“That Radio Western broadcasting experience was helpful years later. In 2005, I joined JazzFM91 as producer and host of Café Latino. My business skills came in handy when I took the leap to making music full-time. I still rely on all those skills every day.”
In 2006, Martinez’s debut album, Sola, earned the Best World Music Artist title at the Toronto Independent Music Awards. Four years later, she performed in Johannesburg, South Africa, for the 2010 World Cup festivities – “an experience I’ll never, ever forget. As my mother’s side of the family is from South Africa, it was amazing to stand on that soil.”
Family is central to Martinez – be it biology or bandmates.
“My band is not only central to my career, they are central to my life. They are my second family.”
Her band features her longtime guitarist and now producer Kevin Laliberte; husband, bassist Drew Birston; Cuban-Canadian percussionist Rosendo ‘Chendy’ Leon; Cuban-Canadian trumpet player Alexander Brown; Cuban-Canadian violinist Osvaldo Rodriguez; bass player Paco Luviano; and Cuban-Canadian tres player Pablosky Rosales.
A proud mother of a daughter and two sons, Martinez is also a vocal ambassador of SOS Children’s Village, an international children’s charity that offers safe and nurturing family homes to more than 80,000 orphaned and abandoned children in 134 countries around the world.
Martinez traveled to Namibia and Mexico to witness first-hand how “groups of orphaned or abandoned children are cared for in family homes by women who have dedicated their lives to being mothers to these kids.
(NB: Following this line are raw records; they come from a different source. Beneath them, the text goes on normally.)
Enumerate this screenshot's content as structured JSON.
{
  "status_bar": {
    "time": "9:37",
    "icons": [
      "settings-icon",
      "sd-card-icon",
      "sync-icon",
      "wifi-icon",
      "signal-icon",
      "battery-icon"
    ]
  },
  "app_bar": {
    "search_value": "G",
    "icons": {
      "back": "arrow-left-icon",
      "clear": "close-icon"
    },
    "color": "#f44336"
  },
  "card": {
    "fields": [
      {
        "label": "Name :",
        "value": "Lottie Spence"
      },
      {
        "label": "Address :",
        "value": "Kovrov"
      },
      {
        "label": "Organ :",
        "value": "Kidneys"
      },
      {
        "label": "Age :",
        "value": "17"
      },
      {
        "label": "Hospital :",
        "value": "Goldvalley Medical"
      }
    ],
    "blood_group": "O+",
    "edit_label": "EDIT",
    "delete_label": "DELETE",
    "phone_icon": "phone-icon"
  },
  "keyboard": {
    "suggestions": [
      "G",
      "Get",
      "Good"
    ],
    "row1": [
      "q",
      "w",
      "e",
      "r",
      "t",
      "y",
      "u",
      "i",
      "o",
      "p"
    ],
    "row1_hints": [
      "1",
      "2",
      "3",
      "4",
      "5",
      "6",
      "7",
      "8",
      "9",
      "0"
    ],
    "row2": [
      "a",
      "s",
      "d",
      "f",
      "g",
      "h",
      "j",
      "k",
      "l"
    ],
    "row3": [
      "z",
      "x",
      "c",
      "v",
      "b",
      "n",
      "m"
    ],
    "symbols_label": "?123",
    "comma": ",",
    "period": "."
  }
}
It’s amazing to see how the children are thriving when they are kept with their brothers and sisters and can remain as a family supporting one another.”
Inspired by the children she cared for in Namibia, Martinez wrote Under African Skies for them.
She may have learned her work ethic from her parents, but it was children – her own and those from SOS Children’s Village – that taught her “you can really only do one thing at a time well. When I’m acting, that’s what I’m doing. When I’m singing, I throw my heart and soul into it.”
Today, she serves on the Advisory Board of Music Canada charged with promoting and protecting the value of Canadian music and its production.
“I believe there’s both strength and hope in diversity. Making music that evokes emotion and lifts your mood is one way of moving forward.”